Dataset extract Block Start

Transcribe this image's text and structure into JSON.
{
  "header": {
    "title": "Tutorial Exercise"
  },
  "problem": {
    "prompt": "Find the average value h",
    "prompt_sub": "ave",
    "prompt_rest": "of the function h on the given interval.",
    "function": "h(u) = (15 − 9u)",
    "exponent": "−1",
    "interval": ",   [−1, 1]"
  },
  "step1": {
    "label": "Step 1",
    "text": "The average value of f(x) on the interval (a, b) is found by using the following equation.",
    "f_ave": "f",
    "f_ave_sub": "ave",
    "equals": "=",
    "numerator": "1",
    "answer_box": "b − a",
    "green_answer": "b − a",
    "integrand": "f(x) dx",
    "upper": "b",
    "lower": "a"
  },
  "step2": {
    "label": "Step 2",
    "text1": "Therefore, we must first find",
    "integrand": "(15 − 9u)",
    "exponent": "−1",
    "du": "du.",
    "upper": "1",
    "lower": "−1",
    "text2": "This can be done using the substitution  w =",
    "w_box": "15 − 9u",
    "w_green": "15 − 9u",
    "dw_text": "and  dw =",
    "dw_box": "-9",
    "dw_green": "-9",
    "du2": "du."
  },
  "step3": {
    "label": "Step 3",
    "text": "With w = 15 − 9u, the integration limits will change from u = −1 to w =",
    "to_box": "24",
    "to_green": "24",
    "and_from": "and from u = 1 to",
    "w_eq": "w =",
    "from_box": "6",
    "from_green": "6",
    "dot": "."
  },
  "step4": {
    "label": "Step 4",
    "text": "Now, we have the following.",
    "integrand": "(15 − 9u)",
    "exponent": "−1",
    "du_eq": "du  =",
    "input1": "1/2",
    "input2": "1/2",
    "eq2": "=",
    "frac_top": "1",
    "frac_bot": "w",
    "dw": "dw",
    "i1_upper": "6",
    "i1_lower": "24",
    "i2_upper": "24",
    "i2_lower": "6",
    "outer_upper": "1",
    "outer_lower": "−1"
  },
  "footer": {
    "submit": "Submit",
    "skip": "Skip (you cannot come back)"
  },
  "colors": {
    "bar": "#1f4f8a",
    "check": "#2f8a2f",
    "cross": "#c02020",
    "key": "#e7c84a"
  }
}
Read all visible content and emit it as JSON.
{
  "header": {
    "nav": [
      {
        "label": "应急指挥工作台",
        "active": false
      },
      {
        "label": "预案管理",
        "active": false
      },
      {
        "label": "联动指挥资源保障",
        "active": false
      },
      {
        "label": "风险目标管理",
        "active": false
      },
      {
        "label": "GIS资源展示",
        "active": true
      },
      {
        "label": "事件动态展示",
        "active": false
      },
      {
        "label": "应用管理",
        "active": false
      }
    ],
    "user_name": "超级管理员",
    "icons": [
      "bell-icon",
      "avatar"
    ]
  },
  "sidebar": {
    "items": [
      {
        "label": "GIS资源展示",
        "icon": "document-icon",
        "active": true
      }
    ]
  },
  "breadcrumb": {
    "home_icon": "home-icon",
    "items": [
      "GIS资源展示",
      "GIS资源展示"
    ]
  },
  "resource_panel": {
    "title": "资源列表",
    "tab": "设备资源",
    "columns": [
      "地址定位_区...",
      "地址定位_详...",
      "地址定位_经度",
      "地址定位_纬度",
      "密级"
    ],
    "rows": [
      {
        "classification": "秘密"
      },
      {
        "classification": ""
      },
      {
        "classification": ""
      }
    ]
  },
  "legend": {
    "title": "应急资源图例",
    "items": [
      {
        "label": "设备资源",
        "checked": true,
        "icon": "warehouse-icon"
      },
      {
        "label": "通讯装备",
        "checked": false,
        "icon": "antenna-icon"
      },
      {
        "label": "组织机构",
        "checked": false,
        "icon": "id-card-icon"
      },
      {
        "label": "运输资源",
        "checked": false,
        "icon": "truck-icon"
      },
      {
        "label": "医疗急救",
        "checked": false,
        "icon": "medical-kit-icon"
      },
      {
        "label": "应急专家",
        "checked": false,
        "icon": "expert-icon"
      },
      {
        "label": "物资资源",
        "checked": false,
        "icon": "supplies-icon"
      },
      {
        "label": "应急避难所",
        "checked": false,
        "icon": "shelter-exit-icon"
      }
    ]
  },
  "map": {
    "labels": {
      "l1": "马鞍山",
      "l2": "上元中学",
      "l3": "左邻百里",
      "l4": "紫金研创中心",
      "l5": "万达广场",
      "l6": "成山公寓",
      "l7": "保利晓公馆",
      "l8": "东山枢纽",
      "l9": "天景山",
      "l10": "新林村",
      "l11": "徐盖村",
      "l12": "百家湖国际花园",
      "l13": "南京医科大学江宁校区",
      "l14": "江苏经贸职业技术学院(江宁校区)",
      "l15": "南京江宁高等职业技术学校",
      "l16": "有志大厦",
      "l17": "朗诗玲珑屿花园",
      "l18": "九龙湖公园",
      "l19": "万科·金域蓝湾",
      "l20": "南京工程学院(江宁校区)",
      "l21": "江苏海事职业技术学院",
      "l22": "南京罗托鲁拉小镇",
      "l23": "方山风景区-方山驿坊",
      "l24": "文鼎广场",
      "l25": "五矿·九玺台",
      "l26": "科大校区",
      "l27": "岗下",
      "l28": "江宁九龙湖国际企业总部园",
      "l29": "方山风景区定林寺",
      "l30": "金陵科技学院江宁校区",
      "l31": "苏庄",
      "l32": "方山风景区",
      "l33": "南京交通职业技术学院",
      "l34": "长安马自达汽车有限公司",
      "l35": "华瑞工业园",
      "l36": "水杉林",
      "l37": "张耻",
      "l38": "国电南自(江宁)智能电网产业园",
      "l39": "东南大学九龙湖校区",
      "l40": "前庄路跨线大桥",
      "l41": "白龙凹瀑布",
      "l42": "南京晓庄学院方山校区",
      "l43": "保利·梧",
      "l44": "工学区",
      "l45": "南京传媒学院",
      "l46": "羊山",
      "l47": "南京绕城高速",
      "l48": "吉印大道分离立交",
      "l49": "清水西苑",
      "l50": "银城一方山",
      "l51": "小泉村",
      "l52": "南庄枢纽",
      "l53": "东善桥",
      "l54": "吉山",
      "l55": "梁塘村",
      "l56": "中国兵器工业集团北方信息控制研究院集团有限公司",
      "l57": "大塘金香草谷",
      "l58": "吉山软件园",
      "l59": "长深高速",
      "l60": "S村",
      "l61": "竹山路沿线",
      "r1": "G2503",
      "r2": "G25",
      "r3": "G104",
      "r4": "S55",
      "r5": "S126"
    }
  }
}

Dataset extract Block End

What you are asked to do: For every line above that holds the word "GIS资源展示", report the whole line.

Written answer:
        "label": "GIS资源展示",
        "label": "GIS资源展示",
      "GIS资源展示",
      "GIS资源展示"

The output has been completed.